Of course, the music and characters are what make Peter Panic! so special and unique. The cast that the creative team has assembled is an extremely talented group with an impressive resume. While there’s not a weak member in the group, a few truly stand out. Of course, Germinario’s Peter is a gentle and affable protagonist with a very pleasant voice. Emily Skeggs (Fun Home) as Emily is a scene stealer (level stealer?), Gideon Glick (Spring Awakening) as Gideon is a classic sidekick, and Nikko Benson as The CEO is simply a riot.
The music is bright, vibrant, and always fun, reflecting the light-hearted tone of the game. Ben Bonnema has truly composed a lively and vivacious score. However, none of the music truly stays with you, and an unfortunate downside of the musical-game structure is that none of the songs ever really feel like complete songs, but rather shorter excerpts. It’s important to note that these are minor qualms when the music fits so well into the atmosphere of the game.

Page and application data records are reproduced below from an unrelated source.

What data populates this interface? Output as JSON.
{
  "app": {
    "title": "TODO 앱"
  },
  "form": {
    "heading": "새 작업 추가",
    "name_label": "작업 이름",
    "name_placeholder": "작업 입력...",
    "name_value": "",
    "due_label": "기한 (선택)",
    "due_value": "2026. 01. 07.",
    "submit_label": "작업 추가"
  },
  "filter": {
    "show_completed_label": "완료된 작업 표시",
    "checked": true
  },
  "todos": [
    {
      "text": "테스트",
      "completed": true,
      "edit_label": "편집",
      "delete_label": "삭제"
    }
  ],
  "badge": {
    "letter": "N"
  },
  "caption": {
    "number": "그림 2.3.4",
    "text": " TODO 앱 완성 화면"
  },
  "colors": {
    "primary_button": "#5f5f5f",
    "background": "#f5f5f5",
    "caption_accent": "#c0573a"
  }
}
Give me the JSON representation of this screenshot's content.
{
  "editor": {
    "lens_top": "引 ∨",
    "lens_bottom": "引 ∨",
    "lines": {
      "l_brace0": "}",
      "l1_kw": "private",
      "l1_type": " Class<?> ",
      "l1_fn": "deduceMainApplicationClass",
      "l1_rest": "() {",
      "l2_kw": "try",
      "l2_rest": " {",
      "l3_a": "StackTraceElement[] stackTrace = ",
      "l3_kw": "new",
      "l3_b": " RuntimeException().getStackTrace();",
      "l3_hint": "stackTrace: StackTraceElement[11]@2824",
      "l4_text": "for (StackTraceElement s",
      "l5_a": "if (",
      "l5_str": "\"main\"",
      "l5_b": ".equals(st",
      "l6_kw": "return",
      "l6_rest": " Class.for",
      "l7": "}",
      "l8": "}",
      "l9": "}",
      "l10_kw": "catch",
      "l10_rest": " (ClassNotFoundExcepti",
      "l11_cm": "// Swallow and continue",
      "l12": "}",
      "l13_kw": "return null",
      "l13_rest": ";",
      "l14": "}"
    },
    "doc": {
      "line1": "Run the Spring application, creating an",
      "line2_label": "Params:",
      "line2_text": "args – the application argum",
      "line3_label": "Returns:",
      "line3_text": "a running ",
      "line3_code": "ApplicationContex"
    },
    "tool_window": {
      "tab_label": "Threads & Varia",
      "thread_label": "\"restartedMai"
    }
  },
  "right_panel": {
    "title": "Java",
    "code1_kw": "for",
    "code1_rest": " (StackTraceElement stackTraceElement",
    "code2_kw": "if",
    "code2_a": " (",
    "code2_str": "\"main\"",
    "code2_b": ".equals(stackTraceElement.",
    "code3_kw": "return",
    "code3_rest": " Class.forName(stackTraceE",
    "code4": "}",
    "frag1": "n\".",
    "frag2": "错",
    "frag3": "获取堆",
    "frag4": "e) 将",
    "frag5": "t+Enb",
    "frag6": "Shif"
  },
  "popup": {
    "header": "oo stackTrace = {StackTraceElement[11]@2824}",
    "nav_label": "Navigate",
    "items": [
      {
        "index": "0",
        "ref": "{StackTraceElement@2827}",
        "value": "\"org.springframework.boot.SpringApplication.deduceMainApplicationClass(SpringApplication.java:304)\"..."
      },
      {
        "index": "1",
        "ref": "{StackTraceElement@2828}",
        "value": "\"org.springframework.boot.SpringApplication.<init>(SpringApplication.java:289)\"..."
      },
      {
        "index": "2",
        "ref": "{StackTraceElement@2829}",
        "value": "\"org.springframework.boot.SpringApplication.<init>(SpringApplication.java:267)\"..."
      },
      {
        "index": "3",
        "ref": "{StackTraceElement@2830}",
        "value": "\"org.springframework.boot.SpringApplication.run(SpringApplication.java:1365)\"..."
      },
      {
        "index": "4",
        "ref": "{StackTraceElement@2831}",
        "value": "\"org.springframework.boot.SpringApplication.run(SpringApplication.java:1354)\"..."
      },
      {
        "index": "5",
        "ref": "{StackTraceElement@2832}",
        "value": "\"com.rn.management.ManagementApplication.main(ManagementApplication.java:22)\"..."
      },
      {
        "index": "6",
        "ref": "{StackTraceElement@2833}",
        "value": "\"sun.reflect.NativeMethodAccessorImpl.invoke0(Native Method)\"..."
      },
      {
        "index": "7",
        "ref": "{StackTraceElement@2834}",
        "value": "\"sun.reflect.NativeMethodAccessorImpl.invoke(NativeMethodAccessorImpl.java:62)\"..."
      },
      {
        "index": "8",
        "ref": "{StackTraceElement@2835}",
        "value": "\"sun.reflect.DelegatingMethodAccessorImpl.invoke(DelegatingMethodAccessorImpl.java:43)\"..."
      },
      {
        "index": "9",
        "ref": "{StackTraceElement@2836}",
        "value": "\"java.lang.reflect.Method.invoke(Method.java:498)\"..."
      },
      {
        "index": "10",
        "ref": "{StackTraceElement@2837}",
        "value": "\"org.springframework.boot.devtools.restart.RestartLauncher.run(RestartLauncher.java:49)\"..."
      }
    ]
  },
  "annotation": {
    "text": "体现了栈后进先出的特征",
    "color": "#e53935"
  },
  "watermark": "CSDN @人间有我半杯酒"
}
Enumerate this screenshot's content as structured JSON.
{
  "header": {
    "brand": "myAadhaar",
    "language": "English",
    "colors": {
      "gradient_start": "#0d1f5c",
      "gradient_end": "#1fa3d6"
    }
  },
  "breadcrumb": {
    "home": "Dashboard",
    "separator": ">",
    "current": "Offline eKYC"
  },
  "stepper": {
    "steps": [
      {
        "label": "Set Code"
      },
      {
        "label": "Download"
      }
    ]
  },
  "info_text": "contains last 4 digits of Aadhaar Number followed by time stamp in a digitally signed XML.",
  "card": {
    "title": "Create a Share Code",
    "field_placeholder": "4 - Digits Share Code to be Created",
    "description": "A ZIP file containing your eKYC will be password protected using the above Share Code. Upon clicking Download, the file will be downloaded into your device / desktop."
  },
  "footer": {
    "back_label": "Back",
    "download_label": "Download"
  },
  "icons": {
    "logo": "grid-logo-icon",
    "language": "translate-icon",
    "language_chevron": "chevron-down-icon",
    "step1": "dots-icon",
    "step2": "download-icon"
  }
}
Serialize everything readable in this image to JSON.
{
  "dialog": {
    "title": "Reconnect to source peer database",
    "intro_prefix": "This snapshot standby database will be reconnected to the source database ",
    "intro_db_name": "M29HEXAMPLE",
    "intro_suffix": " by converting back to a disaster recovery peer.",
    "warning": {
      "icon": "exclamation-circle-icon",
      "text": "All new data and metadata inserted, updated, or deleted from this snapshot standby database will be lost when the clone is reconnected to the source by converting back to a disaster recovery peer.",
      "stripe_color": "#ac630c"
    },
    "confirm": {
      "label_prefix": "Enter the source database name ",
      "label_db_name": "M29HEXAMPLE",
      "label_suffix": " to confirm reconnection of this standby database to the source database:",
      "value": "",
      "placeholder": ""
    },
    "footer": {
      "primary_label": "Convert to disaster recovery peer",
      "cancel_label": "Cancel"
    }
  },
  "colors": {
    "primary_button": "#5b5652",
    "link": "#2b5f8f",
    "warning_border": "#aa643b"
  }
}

The game is short. Experienced and determined gamers can clear the main story in two hours or less. In fact, only “Act 1” is available now. However, the game features a decent amount of depth in additional content and unlockables, including costumes for Peter, an arcade, more difficult levels and, of course, producing the actual production of Peter Pan. Though the game itself is brief, it ends up feeling quite full.
And that is important as you look into the pricing structure of the game. The game itself is free to download (Score!), but the caveat is that players must pay $2.99 in order to save your game. I spoke with the creator of the game, James Marion, and he told me that their thinking behind this pricing was that, because of the unique elements of the game, they thought people would get more out of playing it than looking at screenshots. They also believed that, due to the short main game, some gamers would be able to play through the game in an hour or two without saving at all (You can listen to the entirety of my interview with James Marion HERE).
I appreciate this approach in concept, but it is definitely off-putting when you download a free game and then must pay $2.99 to save it or enjoy it for an extended period of time. It’s not a question of whether the game is worth $2.99 or not, as I honestly think it is. It’s rather an issue of perception. It feels deceitful, in a sense, to list a game as free with “in-app purchases” and then charge money for a fundamental function of the game. That being said, I also understand their wish to give a “demo” of sorts to players. I would recommend continuing to search for a different pricing strategy for Act 2.
All of that being said, Peter Panic! is a ridiculously fun game. The development team and cast have created a beautiful and engaging work of art that blends two fantastic mediums into one outrageous mobile jaunt. Though the music doesn’t quite stick with you and the pricing can be off-putting, the game itself is a pure joy which is only fueled by a hilarious score. If you enjoy video games, musicals, or life, pick up this game.
Just watch out for the soul-eating demon! And the best part? There are definitely NO soul-eating demons!